[/vc_column_text][/vc_column][/vc_row][vc_row content_placement=”middle”][vc_column width=”1/2″][vc_column_text]Flashback to 1971: among the people sitting on the couch and watching the championship game there is a kid called Jay, born in Philadelphia and Wildcats fan, who can’t stop crying after the game. Sixteen years later, sitting on the bench near Massimino there is an assistant coach named Jay, the very same kid who grew up breathing basketball in Philadelphia and married to Heck, an ex Wildcats cheerleader. That’s how important VU is in his life.[/vc_column_text][/vc_column][vc_column width=”1/2″][vc_single_image image=”2620″ img_size=”full” alignment=”right”][/vc_column][/vc_row][vc_row content_placement=”middle”][vc_column width=”1/2″][vc_single_image image=”2622″ img_size=”full”][/vc_column][vc_column width=”1/2″][vc_column_text]April 4th, 2016: Kris Jenkins scores on a three-point shot and the Wildcats win the national championship 31 years after their lone title and the cameras look for their coach. Unperturbed, the only word leaving his lips is “bang” and then, with the same emotionless face, goes to shake coach Roy Williams hand. That kid watching the final game on TV went to the NRG Stadium decades later and won it all. And now, rumors have it that the Phoenix Suns would like to import some of that tradition and attitude to the NBA.[/vc_column_text][/vc_column][/vc_row][vc_row][vc_column][vc_column_text]
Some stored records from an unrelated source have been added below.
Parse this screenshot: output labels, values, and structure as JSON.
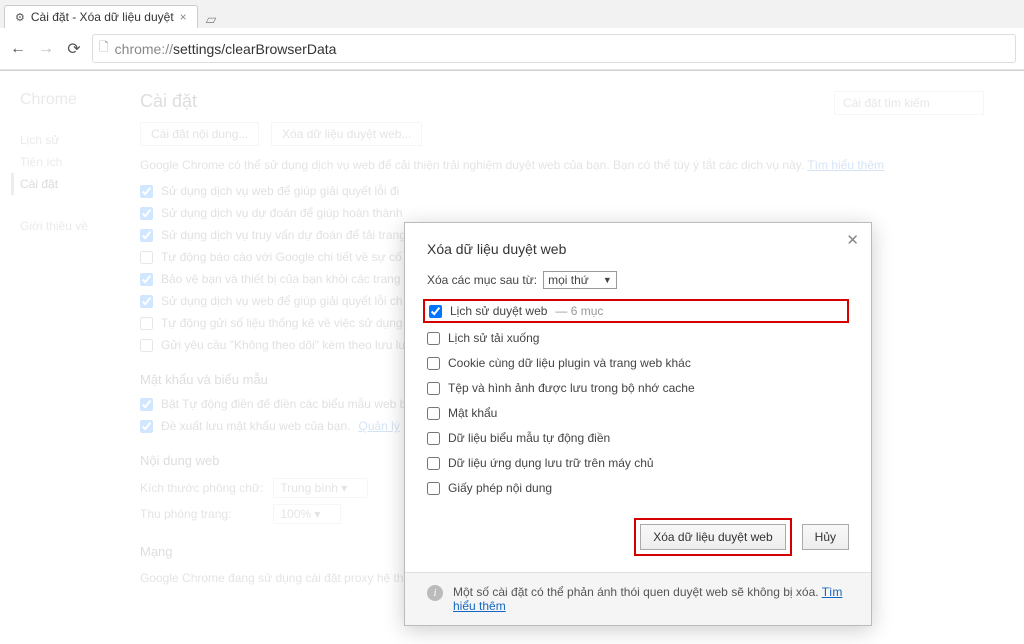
{
  "tab": {
    "title": "Cài đặt - Xóa dữ liệu duyệt"
  },
  "url": {
    "scheme": "chrome://",
    "path": "settings/clearBrowserData"
  },
  "sidebar": {
    "brand": "Chrome",
    "items": [
      "Lịch sử",
      "Tiện ích",
      "Cài đặt"
    ],
    "about": "Giới thiệu về"
  },
  "settings": {
    "title": "Cài đặt",
    "search_placeholder": "Cài đặt tìm kiếm",
    "btn_content": "Cài đặt nội dung...",
    "btn_clear": "Xóa dữ liệu duyệt web...",
    "privacy_desc": "Google Chrome có thể sử dụng dịch vụ web để cải thiện trải nghiệm duyệt web của bạn. Bạn có thể tùy ý tắt các dịch vụ này.",
    "learn_more": "Tìm hiểu thêm",
    "checks": [
      "Sử dụng dịch vụ web để giúp giải quyết lỗi đi",
      "Sử dụng dịch vụ dự đoán để giúp hoàn thành",
      "Sử dụng dịch vụ truy vấn dự đoán để tải trang",
      "Tự động báo cáo với Google chi tiết về sự cố",
      "Bảo vệ bạn và thiết bị của bạn khỏi các trang",
      "Sử dụng dịch vụ web để giúp giải quyết lỗi ch",
      "Tự động gửi số liệu thống kê về việc sử dụng",
      "Gửi yêu cầu \"Không theo dõi\" kèm theo lưu lư"
    ],
    "sec_passwords": "Mật khẩu và biểu mẫu",
    "pw1": "Bật Tự động điền để điền các biểu mẫu web b",
    "pw2": "Đề xuất lưu mật khẩu web của bạn.",
    "manage": "Quản lý",
    "sec_web": "Nội dung web",
    "font_label": "Kích thước phông chữ:",
    "font_value": "Trung bình",
    "zoom_label": "Thu phóng trang:",
    "zoom_value": "100%",
    "sec_net": "Mạng",
    "net_desc": "Google Chrome đang sử dụng cài đặt proxy hệ thống trên máy tính của bạn để kết nối mạng."
  },
  "dialog": {
    "title": "Xóa dữ liệu duyệt web",
    "time_label": "Xóa các mục sau từ:",
    "time_value": "mọi thứ",
    "options": [
      {
        "label": "Lịch sử duyệt web",
        "count": "— 6 mục",
        "checked": true,
        "highlight": true
      },
      {
        "label": "Lịch sử tải xuống",
        "checked": false
      },
      {
        "label": "Cookie cùng dữ liệu plugin và trang web khác",
        "checked": false
      },
      {
        "label": "Tệp và hình ảnh được lưu trong bộ nhớ cache",
        "checked": false
      },
      {
        "label": "Mật khẩu",
        "checked": false
      },
      {
        "label": "Dữ liệu biểu mẫu tự động điền",
        "checked": false
      },
      {
        "label": "Dữ liệu ứng dụng lưu trữ trên máy chủ",
        "checked": false
      },
      {
        "label": "Giấy phép nội dung",
        "checked": false
      }
    ],
    "btn_clear": "Xóa dữ liệu duyệt web",
    "btn_cancel": "Hủy",
    "footer_text": "Một số cài đặt có thể phản ánh thói quen duyệt web sẽ không bị xóa.",
    "footer_link": "Tìm hiểu thêm"
  }
}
The perfect season
[/vc_column_text][vc_single_image image=”2624″ img_size=”full” alignment=”center”][vc_column_text]In the ‘one and done’ era coach Wright won the title with a team led by seniors Ryan Arcidiacono andDaniel Ochefu, a roster built recruiting good players to develop in the following 3 to 4 years. Nova was undoubtedly the best team in the tournament, it was first inKenpom ranking for long stretches of the season and reached the first spot in the AP ranking for the first time in college history on February 8th, just before winning the third consecutive Big East regular season title. It was a season with plenty of ups and very few downs, and the worst of those were probably the 23 points loss againstOklahoma on December 7th and the loss to Seton Hall in the Big East tournament. That’s when coach Wright had to remember his players what it means to be a Wildcat: play hard, play smart, play as a team. Villanova proved it throughout the season with a two point-guard system which gave them one of the best defence this season and a 4-out offense. This style allowed Josh Hart and Kris Jenkins to play at their best and assimilated young pieces like Jalen Brunson andPhil Booth. And allowed Nova to shoot 58.2% from the field in the tournament, an unprecedented mark.[/vc_column_text][/vc_column][/vc_row][vc_row][vc_column][vc_column_text]
Arcidiacono, the Philly guy
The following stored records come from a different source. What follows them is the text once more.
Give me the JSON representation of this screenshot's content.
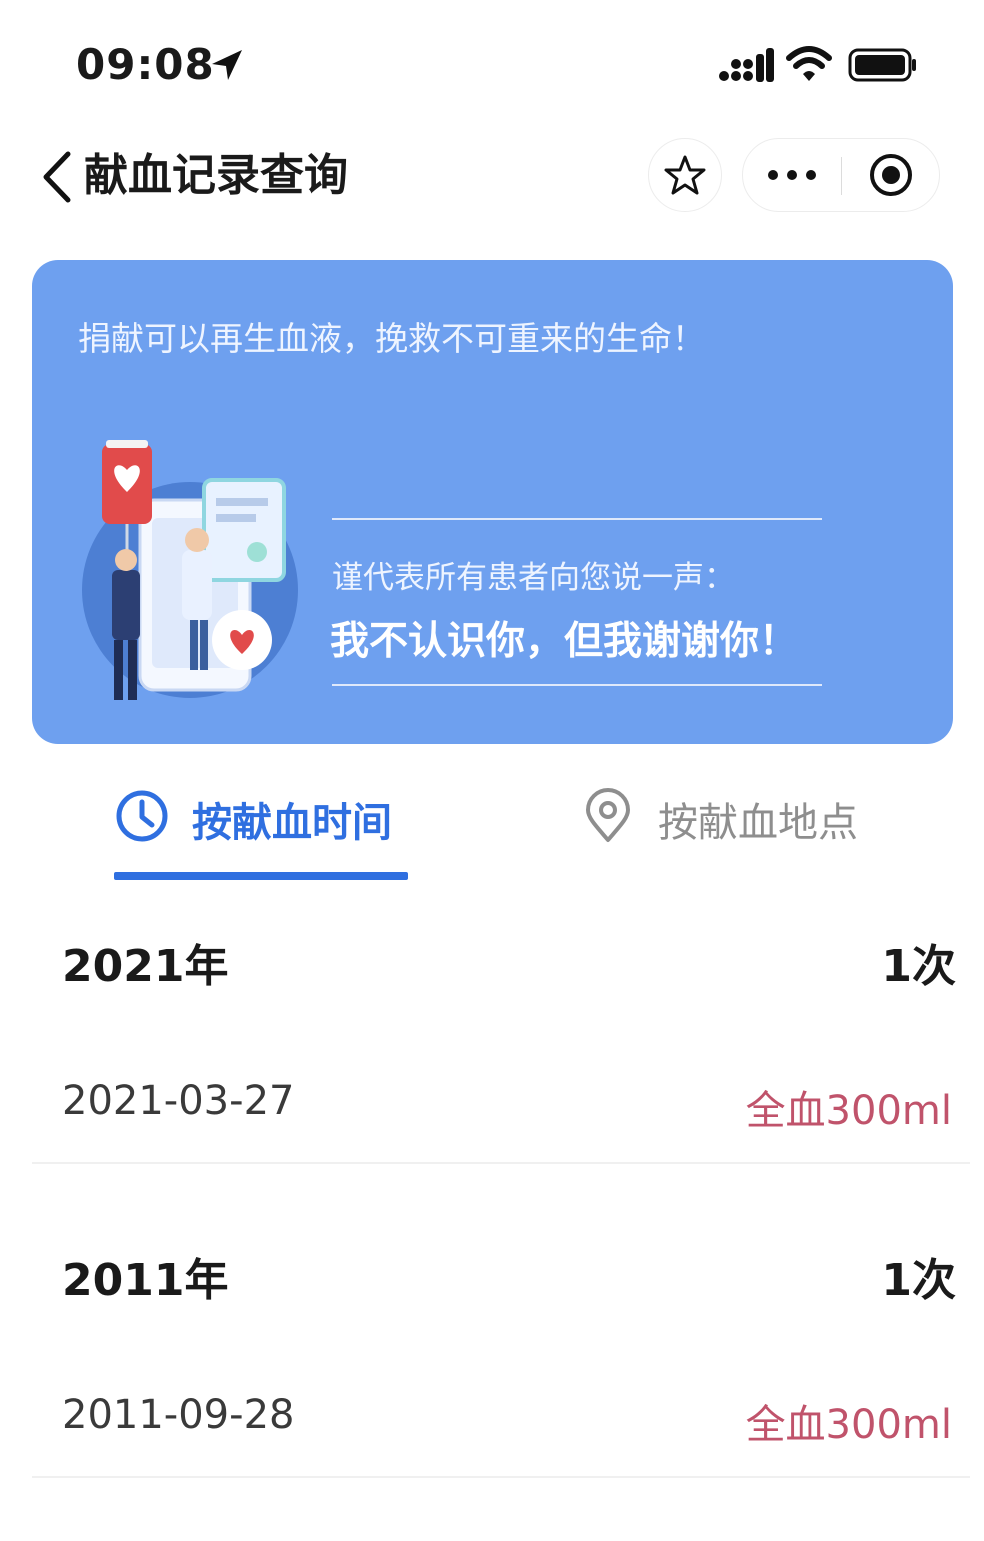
{
  "status_bar": {
    "time": "09:08"
  },
  "nav": {
    "title": "献血记录查询"
  },
  "banner": {
    "slogan": "捐献可以再生血液，挽救不可重来的生命！",
    "sub": "谨代表所有患者向您说一声：",
    "thanks": "我不认识你，但我谢谢你！"
  },
  "tabs": [
    {
      "label": "按献血时间",
      "icon": "clock-icon",
      "active": true
    },
    {
      "label": "按献血地点",
      "icon": "location-pin-icon",
      "active": false
    }
  ],
  "records": [
    {
      "year": "2021年",
      "count": "1次",
      "items": [
        {
          "date": "2021-03-27",
          "amount": "全血300ml"
        }
      ]
    },
    {
      "year": "2011年",
      "count": "1次",
      "items": [
        {
          "date": "2011-09-28",
          "amount": "全血300ml"
        }
      ]
    }
  ],
  "colors": {
    "accent": "#2f6fe0",
    "banner_bg": "#6ea0ef",
    "amount": "#c0536b"
  }
}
[/vc_column_text][vc_single_image image=”2626″ img_size=”full” alignment=”center”][vc_column_text]Villanova, as we said, is not just a way to live basketball but a way to live life. The embodiment of that tradition is Ryan Arcidiacono, a kid from Philadelphia who’s got Villanova in his blood. His parents, Joe and Patti, studied and met in Radnor Twonship. In the most important moment of the season he trusted his teammate Kris Jenkins to take the shot, the perfect representation of the team-first culture that runs through Villanova basketball. He wanted the shot, he admitted as much after the game, but gave it up. And regardless of the outcome, it was the right decision. Because that’s what it means to be a Wildcat: believe in every teammate without distinction. It is about trust and human bonds. And “once a Wildcat, always a Wildcat”.[/vc_column_text][/vc_column][/vc_row]